Waiting for my first child to be born was so exciting. The days went by quickly and I spent my extra time shopping, painting and preparing for the arrival. I ate well, exercised, and took great care of myself. I was proud of my journey. Then, at 27 weeks into my pregnancy, I woke up one night with spotting. A quick call to my OB gave me some peace of mind, but he wanted me to be checked just to be sure. I went to the hospital and soon after I arrived my condition deteriorated. Within 12 hours, I was in trouble.

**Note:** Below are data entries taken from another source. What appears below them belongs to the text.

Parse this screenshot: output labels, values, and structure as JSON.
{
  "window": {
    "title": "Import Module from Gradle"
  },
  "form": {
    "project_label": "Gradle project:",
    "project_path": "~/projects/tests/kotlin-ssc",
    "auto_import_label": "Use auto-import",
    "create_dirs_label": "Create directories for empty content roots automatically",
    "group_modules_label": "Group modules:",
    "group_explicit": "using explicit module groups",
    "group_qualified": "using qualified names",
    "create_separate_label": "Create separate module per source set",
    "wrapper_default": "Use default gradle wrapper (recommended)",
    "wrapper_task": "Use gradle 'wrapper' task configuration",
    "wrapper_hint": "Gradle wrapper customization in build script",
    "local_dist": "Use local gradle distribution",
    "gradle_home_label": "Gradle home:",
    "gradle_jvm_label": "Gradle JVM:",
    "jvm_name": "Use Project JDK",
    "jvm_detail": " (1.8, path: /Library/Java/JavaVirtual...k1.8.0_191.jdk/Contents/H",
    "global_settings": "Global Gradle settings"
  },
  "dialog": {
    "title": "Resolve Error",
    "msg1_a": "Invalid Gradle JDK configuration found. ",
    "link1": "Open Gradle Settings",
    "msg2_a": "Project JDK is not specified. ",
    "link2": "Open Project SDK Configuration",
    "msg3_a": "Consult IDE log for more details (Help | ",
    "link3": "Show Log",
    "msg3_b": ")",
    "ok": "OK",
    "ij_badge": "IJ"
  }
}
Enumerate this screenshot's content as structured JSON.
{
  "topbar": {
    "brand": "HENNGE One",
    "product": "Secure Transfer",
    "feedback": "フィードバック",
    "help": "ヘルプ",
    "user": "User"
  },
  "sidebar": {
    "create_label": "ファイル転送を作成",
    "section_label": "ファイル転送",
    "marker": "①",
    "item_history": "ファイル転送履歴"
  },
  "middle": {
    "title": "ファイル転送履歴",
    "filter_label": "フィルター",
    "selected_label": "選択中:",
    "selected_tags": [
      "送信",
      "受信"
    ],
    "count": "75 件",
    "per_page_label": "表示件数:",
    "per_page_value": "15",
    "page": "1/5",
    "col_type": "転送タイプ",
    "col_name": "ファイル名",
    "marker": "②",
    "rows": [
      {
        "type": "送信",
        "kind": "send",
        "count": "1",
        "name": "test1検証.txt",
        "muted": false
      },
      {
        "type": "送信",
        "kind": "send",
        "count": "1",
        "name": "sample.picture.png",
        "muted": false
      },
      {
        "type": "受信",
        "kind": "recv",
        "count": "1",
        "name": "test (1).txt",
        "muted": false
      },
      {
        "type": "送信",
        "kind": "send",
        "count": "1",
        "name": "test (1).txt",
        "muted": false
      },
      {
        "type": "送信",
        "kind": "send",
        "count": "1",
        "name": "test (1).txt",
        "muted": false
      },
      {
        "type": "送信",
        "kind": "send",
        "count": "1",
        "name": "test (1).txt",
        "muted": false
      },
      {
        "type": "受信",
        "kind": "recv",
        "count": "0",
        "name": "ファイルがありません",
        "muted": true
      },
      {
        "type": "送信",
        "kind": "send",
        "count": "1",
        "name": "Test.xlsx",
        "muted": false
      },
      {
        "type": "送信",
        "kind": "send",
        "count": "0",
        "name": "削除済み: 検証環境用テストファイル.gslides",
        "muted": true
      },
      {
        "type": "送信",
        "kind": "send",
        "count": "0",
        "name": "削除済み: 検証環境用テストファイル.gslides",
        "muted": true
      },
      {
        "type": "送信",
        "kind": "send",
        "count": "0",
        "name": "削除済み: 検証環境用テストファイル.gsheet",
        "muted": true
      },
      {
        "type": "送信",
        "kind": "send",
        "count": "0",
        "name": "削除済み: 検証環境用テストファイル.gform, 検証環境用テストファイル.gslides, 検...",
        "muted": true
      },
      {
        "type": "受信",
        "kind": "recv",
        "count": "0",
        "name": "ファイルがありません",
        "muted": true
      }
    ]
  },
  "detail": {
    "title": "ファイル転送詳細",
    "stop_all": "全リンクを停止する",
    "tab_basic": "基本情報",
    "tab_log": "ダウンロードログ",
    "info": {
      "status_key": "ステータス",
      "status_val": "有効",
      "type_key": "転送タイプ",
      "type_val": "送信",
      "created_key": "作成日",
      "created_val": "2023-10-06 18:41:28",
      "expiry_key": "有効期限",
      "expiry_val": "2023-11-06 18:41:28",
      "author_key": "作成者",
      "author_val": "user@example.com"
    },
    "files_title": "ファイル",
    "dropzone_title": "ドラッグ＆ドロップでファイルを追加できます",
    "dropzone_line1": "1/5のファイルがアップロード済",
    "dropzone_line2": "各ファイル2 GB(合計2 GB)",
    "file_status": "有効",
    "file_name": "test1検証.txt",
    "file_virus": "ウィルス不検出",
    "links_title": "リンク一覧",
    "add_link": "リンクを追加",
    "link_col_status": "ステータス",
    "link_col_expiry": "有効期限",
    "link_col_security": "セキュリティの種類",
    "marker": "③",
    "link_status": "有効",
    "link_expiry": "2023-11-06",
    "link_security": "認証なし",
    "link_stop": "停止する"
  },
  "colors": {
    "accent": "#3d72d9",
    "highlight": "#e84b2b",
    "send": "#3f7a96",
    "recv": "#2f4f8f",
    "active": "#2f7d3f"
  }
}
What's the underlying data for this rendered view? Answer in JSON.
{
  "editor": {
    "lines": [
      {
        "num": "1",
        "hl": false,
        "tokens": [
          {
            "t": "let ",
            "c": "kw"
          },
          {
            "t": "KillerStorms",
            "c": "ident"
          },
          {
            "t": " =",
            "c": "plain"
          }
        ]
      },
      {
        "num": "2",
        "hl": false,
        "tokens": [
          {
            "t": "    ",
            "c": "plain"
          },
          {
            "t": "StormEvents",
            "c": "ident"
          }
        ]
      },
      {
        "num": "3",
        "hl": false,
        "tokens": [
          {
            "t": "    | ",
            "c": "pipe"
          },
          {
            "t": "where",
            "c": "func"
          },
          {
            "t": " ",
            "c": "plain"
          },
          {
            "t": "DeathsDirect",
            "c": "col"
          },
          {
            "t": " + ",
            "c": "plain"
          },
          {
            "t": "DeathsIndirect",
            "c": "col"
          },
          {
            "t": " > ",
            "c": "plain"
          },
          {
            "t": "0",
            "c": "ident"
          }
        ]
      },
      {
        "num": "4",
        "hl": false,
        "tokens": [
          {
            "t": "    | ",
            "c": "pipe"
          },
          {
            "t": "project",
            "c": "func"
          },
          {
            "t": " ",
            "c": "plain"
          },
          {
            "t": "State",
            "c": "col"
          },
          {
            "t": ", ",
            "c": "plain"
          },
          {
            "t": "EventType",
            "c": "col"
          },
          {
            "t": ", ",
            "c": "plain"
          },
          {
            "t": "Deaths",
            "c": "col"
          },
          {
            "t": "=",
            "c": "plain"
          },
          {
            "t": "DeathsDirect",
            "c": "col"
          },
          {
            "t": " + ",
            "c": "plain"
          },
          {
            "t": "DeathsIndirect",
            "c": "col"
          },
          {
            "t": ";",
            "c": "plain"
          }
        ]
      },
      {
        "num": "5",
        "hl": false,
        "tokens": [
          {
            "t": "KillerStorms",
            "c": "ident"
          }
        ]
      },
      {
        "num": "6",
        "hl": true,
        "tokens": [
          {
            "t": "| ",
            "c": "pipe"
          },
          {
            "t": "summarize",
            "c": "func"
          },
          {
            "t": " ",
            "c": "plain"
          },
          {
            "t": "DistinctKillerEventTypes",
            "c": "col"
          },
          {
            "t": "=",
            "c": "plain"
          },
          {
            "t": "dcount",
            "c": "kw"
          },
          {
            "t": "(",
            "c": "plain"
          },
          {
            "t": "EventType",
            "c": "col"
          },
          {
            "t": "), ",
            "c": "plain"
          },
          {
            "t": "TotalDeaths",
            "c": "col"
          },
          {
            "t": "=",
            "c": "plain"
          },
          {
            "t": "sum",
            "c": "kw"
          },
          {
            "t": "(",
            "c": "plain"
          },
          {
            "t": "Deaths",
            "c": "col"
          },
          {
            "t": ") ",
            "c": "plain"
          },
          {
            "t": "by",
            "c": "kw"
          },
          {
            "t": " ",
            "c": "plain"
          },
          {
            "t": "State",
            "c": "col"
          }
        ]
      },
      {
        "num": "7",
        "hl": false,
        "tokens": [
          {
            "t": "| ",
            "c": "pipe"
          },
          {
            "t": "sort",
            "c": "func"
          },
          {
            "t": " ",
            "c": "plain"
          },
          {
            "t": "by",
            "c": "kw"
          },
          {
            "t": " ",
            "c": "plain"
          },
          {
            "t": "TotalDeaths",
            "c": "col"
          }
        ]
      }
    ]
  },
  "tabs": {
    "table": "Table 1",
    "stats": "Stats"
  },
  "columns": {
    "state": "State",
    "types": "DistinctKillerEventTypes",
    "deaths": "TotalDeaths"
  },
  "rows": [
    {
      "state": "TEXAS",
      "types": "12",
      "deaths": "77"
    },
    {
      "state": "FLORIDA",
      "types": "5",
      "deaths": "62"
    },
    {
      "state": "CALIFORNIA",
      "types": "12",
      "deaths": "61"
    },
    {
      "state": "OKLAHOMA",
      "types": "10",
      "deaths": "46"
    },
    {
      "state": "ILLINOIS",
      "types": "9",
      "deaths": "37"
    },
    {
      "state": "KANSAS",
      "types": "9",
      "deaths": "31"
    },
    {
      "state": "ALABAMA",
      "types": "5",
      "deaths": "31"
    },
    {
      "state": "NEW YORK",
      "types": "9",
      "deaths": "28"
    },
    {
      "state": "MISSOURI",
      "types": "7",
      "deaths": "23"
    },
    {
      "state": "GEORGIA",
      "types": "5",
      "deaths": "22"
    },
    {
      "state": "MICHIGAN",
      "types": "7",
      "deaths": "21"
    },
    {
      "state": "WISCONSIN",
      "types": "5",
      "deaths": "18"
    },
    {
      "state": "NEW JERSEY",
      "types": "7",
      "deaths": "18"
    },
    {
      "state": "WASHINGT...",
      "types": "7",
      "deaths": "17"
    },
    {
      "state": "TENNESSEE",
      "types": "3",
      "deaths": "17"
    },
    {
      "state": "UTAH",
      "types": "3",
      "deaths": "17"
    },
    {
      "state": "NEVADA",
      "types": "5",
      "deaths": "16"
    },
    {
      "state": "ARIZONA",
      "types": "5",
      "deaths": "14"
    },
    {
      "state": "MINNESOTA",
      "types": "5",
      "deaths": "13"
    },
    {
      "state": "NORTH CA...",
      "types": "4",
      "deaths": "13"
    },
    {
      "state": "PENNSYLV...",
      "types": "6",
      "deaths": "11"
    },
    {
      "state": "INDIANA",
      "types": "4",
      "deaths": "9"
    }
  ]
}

An emergency C-section and two units of blood were required to save my life and my baby boy was born weighing just 2 lbs. 9 oz. Right before opening the doors to the OR for my C-section, my doctor took my hand and told me very candidly that I should not expect my baby to survive because his lungs were severely underdeveloped. Three months in the hospital and several surgeries later, he was finally ready to come home. Today, he is a father of his own.
Spending time in the hospital all day/every day gave me a lot of time to experience the challenges of healthcare and what other families experience, good and bad. In Shawn’s early years our time was spent with hospital and doctor follow up, and Early Intervention to tackle his developmental delays as a result of his grade 3 brain hemorrhage and shunt placement. I had profound respect and gratitude for the team that worked with him and who supported us along the way. I also had some not-so-pleasant experiences with some of the providers or staff, as well as systems in place at the time.
The concept of Patient and Family Centered Care (PFCC) was new in those days. And when the opportunity presented itself and I was asked to be a founding member of the Family Advisory Council at Penn State Hershey Medical Center for the Children’s Hospital, I knew I wanted to be part of it. To be able to sit side by side with hospital administration, hospital departments and nursing staff, AND other parents to identify ways to improve the hospital experience for other families I considered a legacy opportunity. With amazing resources (IPFCC) and leadership, our committee met monthly to review comments/issues brought to us by parents and their families during their hospital stay in an effort to improve the experience. The comments were compiled from paper, handwritten surveys used to gauge patient satisfaction. The feedback was and is crucial to providing the best possible care.
I wish our Insight360 platform would have been available at that time. Waiting for surveys to be mailed one month after discharge, returned via US mail at some point remembered, results compiled and reviewed by a committee only once a month, and taken to the FAC that met monthly was sometimes at least a six-to-nine-month process, significantly delaying any resolution of problems or initiation of innovative ideas. Today, the opportunity to have real-time data provides the information needed to “make it right” or address any concerns quickly, while also giving wish-list ideas an opportunity to come to life. What a game-changer!
Improvement in data collection leads to better outcomes, across all aspect of healthcare and a greater return on investment. The definition of insight is a deep understanding of a person or thing. Our Insight360 can bring the clarity needed for business growth and sustainability. Contact Us to chat about how we can partner for your success! Patient and Family Centered Care is not just about hearing but listening and Insight360 will capture that important voice. Insight really does matter.
Linda Gilgore, VP of Client Success